EXTRACTED DATA Block Start

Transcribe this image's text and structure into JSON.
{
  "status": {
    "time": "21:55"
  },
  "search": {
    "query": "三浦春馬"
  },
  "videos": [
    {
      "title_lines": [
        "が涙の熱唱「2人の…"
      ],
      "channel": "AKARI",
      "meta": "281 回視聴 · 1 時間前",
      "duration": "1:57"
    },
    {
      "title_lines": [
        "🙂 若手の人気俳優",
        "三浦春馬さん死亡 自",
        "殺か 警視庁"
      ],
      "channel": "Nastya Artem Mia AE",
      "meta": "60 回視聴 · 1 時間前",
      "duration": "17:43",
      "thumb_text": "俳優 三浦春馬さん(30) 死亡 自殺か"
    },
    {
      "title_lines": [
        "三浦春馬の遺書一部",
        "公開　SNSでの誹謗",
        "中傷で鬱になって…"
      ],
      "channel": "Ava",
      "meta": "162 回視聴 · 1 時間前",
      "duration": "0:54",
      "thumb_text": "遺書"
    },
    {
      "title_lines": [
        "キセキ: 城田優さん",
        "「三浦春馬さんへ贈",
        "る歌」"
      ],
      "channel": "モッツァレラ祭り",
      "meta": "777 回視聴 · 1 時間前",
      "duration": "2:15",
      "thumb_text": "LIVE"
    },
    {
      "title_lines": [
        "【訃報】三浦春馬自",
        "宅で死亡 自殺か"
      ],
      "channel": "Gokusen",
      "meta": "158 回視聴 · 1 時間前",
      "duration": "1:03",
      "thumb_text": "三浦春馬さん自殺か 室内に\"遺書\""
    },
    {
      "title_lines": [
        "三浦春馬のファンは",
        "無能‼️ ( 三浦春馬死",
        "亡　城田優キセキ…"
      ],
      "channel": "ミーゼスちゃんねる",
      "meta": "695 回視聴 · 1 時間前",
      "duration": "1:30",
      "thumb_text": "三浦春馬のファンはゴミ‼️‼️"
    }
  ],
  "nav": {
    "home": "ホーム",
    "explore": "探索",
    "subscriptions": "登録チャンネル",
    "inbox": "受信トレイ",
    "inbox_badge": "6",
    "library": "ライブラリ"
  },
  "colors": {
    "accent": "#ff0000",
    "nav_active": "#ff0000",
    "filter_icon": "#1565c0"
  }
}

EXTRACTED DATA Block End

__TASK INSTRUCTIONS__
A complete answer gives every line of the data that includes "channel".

__EXERCISE RESULT__
      "channel": "AKARI",
      "channel": "Nastya Artem Mia AE",
      "channel": "Ava",
      "channel": "モッツァレラ祭り",
      "channel": "Gokusen",
      "channel": "ミーゼスちゃんねる",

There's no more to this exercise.